It was this: Trans Allosquia, not content with being a nation on the move through Europe, was also perpetually at motion within itself. The towers, houses, streets, and even forests were in perpetual motion, jostling for position according to some pre-ordained timetable. I do not know why this was so: it was explained to me, by several people, that this increased 'efficiency' in some way, but I could not see how.
It had most disconcerting effects: one would walk in to the inn of an evening and retire to bed. In the morning, one would arise and stretch one's arms; perhaps crying, 'Hey ho, morning again!' But upon exiting the inn, would see a completely different street to that which one had come off.
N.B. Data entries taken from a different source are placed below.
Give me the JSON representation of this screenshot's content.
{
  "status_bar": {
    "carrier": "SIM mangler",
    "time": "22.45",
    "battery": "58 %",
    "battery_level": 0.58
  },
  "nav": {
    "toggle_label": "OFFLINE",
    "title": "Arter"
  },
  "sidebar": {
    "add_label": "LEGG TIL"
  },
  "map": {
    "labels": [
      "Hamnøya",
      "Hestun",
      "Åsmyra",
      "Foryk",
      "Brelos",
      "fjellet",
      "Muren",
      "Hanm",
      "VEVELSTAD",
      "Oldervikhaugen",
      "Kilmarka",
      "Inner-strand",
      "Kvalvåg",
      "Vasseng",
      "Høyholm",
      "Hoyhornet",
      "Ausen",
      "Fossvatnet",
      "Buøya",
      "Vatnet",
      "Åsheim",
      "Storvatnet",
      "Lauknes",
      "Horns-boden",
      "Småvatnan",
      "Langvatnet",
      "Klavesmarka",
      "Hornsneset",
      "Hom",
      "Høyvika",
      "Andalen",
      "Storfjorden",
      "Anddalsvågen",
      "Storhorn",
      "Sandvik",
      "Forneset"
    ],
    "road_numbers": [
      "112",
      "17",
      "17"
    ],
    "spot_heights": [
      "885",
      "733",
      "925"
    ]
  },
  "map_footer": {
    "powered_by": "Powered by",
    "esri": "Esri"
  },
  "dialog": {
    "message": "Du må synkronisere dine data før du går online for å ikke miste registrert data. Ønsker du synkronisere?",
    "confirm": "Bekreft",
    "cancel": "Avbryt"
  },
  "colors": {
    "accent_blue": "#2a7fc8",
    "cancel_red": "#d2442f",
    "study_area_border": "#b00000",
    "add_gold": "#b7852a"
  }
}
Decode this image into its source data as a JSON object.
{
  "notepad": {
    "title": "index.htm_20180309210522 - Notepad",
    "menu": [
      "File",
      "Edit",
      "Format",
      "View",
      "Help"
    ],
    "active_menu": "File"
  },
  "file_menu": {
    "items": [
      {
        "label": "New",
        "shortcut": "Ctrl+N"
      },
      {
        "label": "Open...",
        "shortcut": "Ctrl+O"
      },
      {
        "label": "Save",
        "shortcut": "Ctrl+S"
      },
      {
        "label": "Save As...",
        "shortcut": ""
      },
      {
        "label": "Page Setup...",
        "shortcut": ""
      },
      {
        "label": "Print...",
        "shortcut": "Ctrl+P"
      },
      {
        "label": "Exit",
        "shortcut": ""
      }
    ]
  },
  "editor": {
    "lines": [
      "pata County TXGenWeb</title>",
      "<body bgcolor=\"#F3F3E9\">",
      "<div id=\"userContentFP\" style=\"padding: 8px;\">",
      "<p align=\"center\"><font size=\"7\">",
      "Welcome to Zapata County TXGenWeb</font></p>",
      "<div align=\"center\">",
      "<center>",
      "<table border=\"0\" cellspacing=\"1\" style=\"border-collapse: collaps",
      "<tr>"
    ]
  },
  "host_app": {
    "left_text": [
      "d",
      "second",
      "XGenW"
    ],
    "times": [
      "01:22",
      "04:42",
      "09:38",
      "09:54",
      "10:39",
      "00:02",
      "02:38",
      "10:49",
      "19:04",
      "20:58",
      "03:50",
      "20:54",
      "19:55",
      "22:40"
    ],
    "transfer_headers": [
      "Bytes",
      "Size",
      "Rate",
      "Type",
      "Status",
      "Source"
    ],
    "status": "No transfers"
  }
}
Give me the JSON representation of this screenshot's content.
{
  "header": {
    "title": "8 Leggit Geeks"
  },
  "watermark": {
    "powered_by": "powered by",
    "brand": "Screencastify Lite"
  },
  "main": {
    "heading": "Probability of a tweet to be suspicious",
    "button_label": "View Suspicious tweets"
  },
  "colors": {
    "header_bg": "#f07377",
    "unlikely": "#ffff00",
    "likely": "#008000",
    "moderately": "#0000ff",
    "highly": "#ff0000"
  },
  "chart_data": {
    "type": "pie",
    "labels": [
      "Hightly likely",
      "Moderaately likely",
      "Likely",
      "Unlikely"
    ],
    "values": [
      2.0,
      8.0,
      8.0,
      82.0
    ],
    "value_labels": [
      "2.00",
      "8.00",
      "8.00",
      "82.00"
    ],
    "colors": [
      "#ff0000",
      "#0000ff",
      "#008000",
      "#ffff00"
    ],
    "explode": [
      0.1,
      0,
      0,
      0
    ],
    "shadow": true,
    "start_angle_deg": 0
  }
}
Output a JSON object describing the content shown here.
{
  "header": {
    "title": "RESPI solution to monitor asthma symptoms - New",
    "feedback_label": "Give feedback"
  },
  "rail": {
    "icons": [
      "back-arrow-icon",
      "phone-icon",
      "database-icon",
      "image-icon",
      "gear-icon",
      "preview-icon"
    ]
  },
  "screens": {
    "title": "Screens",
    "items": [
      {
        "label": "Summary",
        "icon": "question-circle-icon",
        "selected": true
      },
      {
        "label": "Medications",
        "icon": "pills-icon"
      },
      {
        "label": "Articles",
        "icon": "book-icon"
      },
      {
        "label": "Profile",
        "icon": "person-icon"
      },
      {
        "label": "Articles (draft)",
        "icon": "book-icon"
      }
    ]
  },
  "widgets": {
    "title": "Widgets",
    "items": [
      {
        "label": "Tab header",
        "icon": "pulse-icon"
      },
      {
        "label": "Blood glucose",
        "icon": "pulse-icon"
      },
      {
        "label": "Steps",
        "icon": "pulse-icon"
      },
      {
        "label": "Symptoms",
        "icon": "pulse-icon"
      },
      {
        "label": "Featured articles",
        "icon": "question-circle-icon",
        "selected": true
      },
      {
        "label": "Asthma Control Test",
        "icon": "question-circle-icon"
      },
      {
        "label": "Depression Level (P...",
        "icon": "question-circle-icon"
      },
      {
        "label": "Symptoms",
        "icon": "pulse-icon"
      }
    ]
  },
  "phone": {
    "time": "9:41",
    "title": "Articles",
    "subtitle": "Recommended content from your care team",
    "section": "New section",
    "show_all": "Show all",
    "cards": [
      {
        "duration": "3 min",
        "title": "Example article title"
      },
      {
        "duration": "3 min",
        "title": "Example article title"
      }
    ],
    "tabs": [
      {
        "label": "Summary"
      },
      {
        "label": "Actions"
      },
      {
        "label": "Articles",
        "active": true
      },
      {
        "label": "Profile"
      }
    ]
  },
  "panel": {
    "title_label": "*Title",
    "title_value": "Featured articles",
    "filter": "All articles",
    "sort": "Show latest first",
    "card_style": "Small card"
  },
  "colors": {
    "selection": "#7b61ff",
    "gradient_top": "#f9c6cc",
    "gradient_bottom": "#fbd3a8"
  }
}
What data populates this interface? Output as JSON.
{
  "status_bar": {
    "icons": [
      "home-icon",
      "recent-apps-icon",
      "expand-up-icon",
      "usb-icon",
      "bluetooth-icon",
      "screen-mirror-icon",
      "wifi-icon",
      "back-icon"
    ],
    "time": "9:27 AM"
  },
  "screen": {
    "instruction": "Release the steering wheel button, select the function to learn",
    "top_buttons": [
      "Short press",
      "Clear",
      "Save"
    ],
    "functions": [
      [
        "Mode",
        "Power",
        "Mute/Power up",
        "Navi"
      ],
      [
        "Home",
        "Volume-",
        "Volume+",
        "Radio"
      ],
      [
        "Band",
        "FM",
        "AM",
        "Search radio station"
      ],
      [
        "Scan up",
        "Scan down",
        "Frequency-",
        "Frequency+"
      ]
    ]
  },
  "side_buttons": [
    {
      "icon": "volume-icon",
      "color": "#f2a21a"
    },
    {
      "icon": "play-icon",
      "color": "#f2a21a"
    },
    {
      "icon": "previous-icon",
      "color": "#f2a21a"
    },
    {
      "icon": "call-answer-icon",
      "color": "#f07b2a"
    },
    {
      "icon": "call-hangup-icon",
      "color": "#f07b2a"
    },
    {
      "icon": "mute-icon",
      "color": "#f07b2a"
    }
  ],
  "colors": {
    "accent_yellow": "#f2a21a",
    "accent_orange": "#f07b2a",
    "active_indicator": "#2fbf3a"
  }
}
On one occasion, Ming and I were travelling by train to a suburb on the outskirts of Allosq, only to find that, by the train had reached the station were due to get off at, the station was no longer there: it was intolerable! Ming and I were forced to walk for several hours before we finally reached our destination.
Suffice to say, we quickly tired of this life, permanently in motion, and longed for somewhere quieter.

We had our chance soon enough: for early one morning, with a final groan and shudder (causing us to flop, head first out of our beds) the nation came to it's summer resting place. When we learned of this, Ming and I decided that it was time for us to depart. We packed our belongings, and by the late afternoon, we had crossed the borders of Trans Allosquia. We had no idea where we were, but then, as we reasoned amongst ourselves, nobody ever does. With a spring in our step, we set off to find shelter for the night.